### What is required
Of all the lines in this material, how many have the word "arrow"? Give only the number.

◆ ◆ ◆

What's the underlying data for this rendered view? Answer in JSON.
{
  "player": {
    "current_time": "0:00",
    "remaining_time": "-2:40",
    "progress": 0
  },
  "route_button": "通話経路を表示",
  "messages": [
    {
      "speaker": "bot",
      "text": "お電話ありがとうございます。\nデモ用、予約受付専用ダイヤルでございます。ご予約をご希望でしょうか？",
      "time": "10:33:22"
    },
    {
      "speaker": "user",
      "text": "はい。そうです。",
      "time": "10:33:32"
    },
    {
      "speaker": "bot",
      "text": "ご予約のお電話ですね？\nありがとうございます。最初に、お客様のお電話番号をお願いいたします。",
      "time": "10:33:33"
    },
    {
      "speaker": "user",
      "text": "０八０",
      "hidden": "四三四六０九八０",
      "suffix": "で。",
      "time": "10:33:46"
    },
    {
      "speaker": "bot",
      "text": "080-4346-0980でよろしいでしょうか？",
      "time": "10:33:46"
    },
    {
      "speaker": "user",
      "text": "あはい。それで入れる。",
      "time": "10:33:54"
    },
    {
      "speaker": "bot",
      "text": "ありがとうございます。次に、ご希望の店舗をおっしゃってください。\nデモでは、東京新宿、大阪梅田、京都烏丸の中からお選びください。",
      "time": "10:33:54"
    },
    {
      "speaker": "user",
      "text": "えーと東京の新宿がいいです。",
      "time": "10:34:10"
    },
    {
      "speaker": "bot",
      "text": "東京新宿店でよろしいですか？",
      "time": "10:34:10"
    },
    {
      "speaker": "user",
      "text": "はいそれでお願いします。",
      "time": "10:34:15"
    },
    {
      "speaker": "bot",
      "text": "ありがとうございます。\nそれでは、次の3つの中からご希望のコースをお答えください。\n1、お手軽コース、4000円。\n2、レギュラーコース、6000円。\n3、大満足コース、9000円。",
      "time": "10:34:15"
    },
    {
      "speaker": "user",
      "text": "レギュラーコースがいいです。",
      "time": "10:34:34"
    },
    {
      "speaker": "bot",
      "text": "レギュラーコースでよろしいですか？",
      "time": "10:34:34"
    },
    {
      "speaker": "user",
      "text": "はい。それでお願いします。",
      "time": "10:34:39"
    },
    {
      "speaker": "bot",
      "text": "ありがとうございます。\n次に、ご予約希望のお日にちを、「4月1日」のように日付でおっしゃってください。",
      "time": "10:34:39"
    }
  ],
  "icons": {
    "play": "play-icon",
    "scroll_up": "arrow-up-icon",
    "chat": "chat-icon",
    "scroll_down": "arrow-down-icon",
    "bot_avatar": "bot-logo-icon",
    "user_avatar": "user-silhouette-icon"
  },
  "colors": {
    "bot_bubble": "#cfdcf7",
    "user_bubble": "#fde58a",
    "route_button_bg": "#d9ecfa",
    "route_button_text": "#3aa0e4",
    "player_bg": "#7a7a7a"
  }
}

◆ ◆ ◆

### Output of the task
2